For many it’s the first time; for everyone it is hectic. On the eve of the most important day of our intern lives, the entire HOMTV office is abuzz with laborious preparation for tomorrow’s Election Day coverage. Reporters are honing their on-camera interviewing, the production team is readying the studio, and the social media crew is finalizing their research.
I used the metaphor last week about watching the tide recede before the wave comes crashing into the shoreline, and attributing it to the feeling many of the interns had as Election Day drew closer. At the time it was true; now it is real. There are jitters, there is excitement, but now, mostly there is focus.
Focus in the respect that we are becoming increasingly aware of our responsibility, which may seem hokie. But, in a time when information is everywhere and no one is informed, and everyone is upset with their government but hardly anyone votes, how does a group college interns and government access channel staff fight the tide of political cynicism on what may be the next great informational medium (television) to die out?
“The best argument against democracy is a five-minute conversation with the average voter.”
Winston Churchill, one the most prolific champions of liberty in the last century, is responsible for that opinion. What he means by this, is that average voter is usually so uninformed, misinformed, or just blatantly ignorant that we may all just be better off trying our luck with fascism. Agreeing with this is not pessimism, it is to face an ugly reality. But this is where HOMTV’s responsibility comes in.
Our duty is not just report and recant. Our duty is to use our platform to the optimum of it’s potential to charge the average citizen with simply doing their part.
“The death of democracy is not likely to be an assassination from ambush. It will be a slow extinction from apathy, indifference, and undernourishment.”
-Robert M. Hutchins
We, HOMTV, will not be apathetic. We will not be indifferent. It is out job to do nothing less than set everything out on the table for you. But in the end, it is up to you. For you to inform yourself, and for you to vote.

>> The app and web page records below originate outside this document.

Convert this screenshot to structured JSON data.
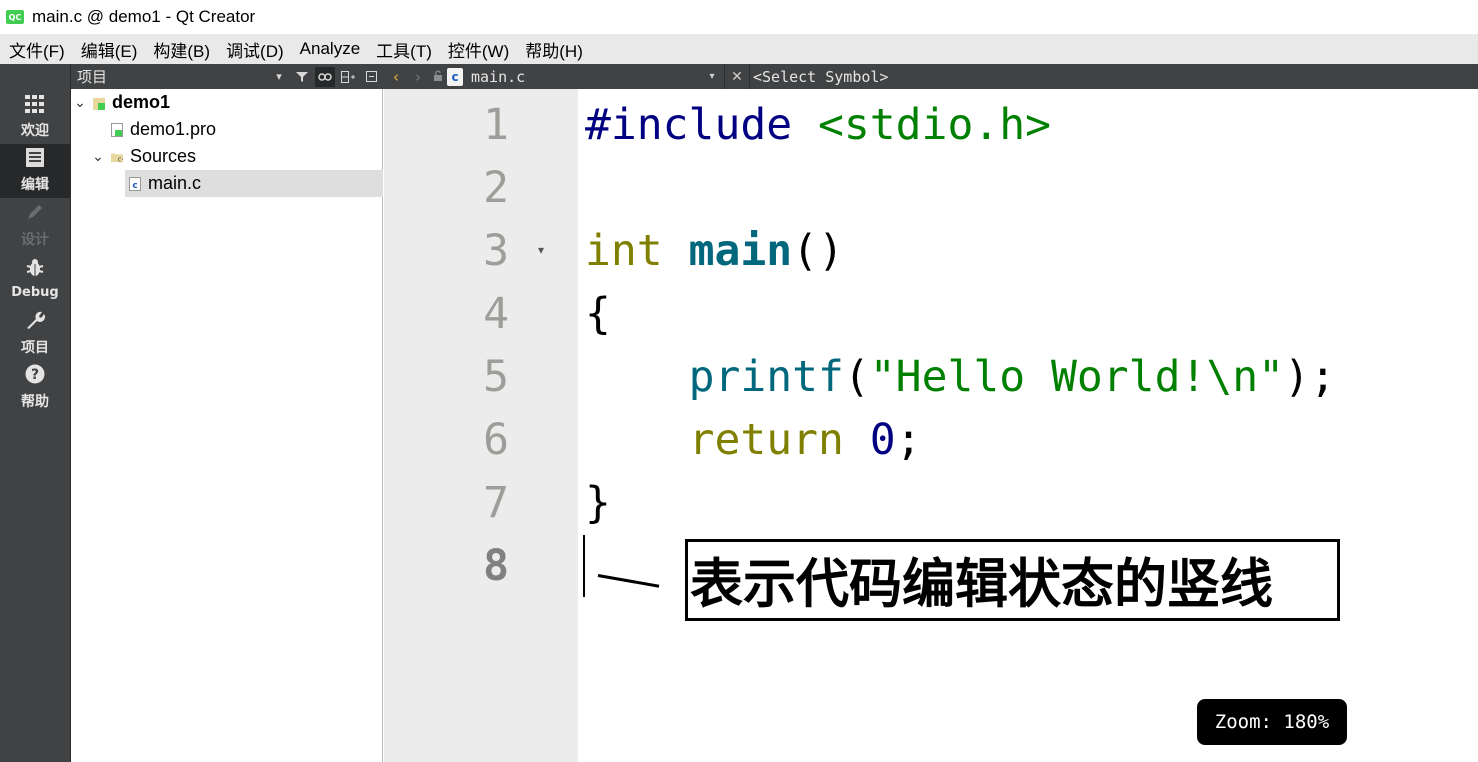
{
  "window": {
    "title": "main.c @ demo1 - Qt Creator",
    "app_icon": "QC"
  },
  "menu": [
    "文件(F)",
    "编辑(E)",
    "构建(B)",
    "调试(D)",
    "Analyze",
    "工具(T)",
    "控件(W)",
    "帮助(H)"
  ],
  "modes": [
    {
      "label": "欢迎",
      "icon": "grid-icon"
    },
    {
      "label": "编辑",
      "icon": "document-icon"
    },
    {
      "label": "设计",
      "icon": "pencil-icon"
    },
    {
      "label": "Debug",
      "icon": "bug-icon"
    },
    {
      "label": "项目",
      "icon": "wrench-icon"
    },
    {
      "label": "帮助",
      "icon": "help-icon"
    }
  ],
  "project_pane": {
    "title": "项目",
    "tree": [
      {
        "label": "demo1",
        "icon": "project-icon"
      },
      {
        "label": "demo1.pro",
        "icon": "pro-file-icon"
      },
      {
        "label": "Sources",
        "icon": "folder-icon"
      },
      {
        "label": "main.c",
        "icon": "c-file-icon"
      }
    ]
  },
  "editor": {
    "file_name": "main.c",
    "symbol": "<Select Symbol>",
    "line_numbers": [
      "1",
      "2",
      "3",
      "4",
      "5",
      "6",
      "7",
      "8"
    ],
    "code": {
      "l1_pre": "#include ",
      "l1_str": "<stdio.h>",
      "l3_kw": "int ",
      "l3_fn": "main",
      "l3_rest": "()",
      "l4": "{",
      "l5_indent": "    ",
      "l5_fn": "printf",
      "l5_open": "(",
      "l5_str": "\"Hello World!\\n\"",
      "l5_close": ");",
      "l6_indent": "    ",
      "l6_kw": "return ",
      "l6_num": "0",
      "l6_end": ";",
      "l7": "}"
    }
  },
  "annotation": {
    "text": "表示代码编辑状态的竖线"
  },
  "zoom": {
    "label": "Zoom: 180%"
  },
  "colors": {
    "preprocessor": "#000080",
    "string": "#008000",
    "keyword": "#808000",
    "function": "#00677c",
    "sidebar": "#404244"
  }
}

To make democracy work, we must be a nation of participants, not simply observers. One who does not vote has no right to complain.

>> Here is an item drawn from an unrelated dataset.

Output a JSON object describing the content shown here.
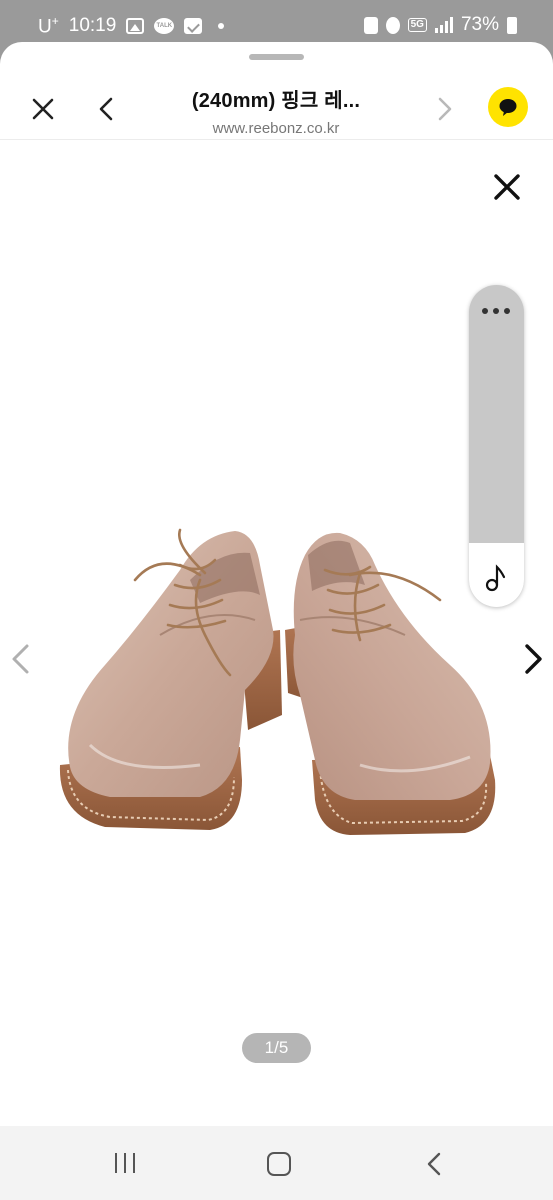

So watch if you want to, vote if you so desire, or act indifferent to this bi-annual privilege. But you no longer have any excuse of being uninformed, because we will be working.